UPDATE, 3 PM: CEO Paul Davis says the Redbox price increase to $1.20 a night followed “several months of testing” and was designed to keep prices “as low as possible for consumers” as operating costs rise. The company says that the “vast majority” of transactions at its kiosks involve debit cards affected by the Durbin Amendment, as opposed to credit cards. Customers will still be able to rent for $1 a night through November if they reserve a DVD online and then pick it up at a kiosk. He added that the company plans to unveil a digital streaming plan by year’s end, calling it “a top priority for the company.” Davis says Redbox has seen business increase from consumers who felt “disenfranchised” by Netflix’s 60% price hike for its combo DVD rental and streaming service, but he can’t say how many people defected.

On the studio side, Davis says Paramount just extended its agreement to provide DVDs to Redbox the same day they’re available in stores through 2014. The studio will receive 100,000 shares of restricted stock in Coinstar, and can collect an additional 100,000 shares if it exercises its two options that each would extend the agreement by a year. Redbox’s day-and-date agreement with Sony runs through September 2012, and one with Lionsgate goes through August 2014. It has similar deals with Summit and Anchor Bay.

Not for nothing, but from the pattern in Coinstar trading it sure looks as though word of potentially upsetting news leaked out about an hour before the market close: Coinstar had been up all day but dropped on heavy volume around 3 ET to close down 2.3% — strange behavior on a day when the markets were up. Here’s one other possibility: Perhaps a lot of people were impressed by the blog item that BTIG’s Rich Greenfield posted around 2:30 calling on Warner Bros to make Redbox wait 60 days for DVDs.

PREVIOUS, 1:28 PM: The announcement seems to have thrown investors for a loop, even though parent company Coinstar reported 3Q earnings well above expectations. Coinstar shares are down 12% in initial after-hours trading. The company said it had net earnings of $37.1M, up 90.3% vs the same period last year, on revenues of $465.6M, up 22.5%. Earnings from continuing operations at $1.18 a share handily beat the 88 cents Wall Street expected. “Our Redbox business alone passed $1B in revenue year to date and became the leading renter of DVDs by staying focused on delivering great value and convenience to our consumers,” CEO Paul Davis said.

Still, he says that the company will increase DVD rental prices beginning October 31, although Blu-ray discs will remain $1.50 a night and video games will stay at $2. “This marks the first price increase for a Redbox standard-definition DVD rental in eight years,” Davis says. “The change is primarily due to the increase in operating expenses, including the recent increase in debit card interchange fees as a result of the Durbin Amendment.” The amendment to the Dodd-Frank Wall Street Reform and Consumer Protection Act of 2010 enabled the Federal Reserve to regulate debit card interchange fees.
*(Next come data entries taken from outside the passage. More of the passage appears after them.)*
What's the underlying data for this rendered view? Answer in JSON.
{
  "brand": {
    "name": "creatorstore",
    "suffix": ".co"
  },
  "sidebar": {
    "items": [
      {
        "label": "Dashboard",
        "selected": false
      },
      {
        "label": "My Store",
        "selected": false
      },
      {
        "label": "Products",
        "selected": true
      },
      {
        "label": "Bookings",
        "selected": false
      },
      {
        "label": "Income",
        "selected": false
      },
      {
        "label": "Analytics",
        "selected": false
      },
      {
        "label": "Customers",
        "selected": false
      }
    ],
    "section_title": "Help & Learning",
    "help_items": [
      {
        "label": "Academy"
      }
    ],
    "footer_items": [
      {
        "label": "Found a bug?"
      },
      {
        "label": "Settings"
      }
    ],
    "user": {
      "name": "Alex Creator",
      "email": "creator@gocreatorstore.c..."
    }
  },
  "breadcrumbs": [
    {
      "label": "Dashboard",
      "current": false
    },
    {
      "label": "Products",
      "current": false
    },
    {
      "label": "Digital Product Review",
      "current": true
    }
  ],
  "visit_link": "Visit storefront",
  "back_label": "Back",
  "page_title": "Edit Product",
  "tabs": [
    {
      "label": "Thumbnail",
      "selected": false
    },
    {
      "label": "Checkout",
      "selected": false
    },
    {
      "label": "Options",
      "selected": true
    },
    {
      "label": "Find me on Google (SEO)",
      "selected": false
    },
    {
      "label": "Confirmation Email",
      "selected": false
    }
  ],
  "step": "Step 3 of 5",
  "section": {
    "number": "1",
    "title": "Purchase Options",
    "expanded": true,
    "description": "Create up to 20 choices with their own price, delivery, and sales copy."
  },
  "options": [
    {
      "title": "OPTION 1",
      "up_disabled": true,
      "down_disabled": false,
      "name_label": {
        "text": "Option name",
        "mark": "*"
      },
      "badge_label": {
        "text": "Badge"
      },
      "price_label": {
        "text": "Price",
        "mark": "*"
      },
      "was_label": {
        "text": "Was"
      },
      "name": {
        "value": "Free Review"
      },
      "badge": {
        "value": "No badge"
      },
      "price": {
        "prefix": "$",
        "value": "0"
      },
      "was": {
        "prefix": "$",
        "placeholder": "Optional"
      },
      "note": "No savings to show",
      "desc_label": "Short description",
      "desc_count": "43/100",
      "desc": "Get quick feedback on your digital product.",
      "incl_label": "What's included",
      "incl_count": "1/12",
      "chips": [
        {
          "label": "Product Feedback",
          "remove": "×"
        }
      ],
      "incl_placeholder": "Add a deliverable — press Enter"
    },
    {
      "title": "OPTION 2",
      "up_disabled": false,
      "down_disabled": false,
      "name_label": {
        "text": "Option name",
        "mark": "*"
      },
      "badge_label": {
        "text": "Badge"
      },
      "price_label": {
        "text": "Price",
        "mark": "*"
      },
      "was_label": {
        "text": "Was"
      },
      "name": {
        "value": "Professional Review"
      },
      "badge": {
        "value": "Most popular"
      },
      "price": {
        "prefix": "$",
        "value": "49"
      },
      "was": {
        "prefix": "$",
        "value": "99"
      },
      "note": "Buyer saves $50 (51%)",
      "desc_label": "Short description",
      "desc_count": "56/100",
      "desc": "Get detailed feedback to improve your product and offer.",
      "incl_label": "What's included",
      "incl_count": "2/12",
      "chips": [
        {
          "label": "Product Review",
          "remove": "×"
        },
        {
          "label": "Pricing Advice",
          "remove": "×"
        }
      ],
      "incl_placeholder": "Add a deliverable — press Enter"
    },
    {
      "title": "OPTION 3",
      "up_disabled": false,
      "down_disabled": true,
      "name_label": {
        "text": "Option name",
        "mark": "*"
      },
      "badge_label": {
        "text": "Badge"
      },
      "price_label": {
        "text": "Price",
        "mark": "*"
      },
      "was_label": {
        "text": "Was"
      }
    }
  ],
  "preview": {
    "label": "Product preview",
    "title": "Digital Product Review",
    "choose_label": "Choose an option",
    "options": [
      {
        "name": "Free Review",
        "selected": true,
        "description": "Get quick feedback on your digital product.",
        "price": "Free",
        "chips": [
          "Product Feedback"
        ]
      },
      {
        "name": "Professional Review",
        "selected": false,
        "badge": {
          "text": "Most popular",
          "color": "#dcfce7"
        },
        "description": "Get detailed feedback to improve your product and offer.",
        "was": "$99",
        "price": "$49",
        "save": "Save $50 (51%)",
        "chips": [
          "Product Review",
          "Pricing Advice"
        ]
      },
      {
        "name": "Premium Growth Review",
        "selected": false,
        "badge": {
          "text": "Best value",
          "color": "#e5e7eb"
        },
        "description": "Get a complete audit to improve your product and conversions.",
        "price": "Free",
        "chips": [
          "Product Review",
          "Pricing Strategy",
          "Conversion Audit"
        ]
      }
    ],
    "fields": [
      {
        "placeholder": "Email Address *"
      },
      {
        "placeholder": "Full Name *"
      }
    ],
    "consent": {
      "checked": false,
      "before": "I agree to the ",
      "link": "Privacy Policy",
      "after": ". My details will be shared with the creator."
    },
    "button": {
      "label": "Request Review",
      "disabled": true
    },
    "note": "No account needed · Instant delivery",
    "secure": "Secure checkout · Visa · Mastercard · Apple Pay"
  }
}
Coinstar says it expects to end 2011 reporting as much as $1.835B in revenues, down from three months ago, when it said that it might hit $1.85B. But earnings per share could hit $3.25, up from the maximum of $3.15 it had forecast.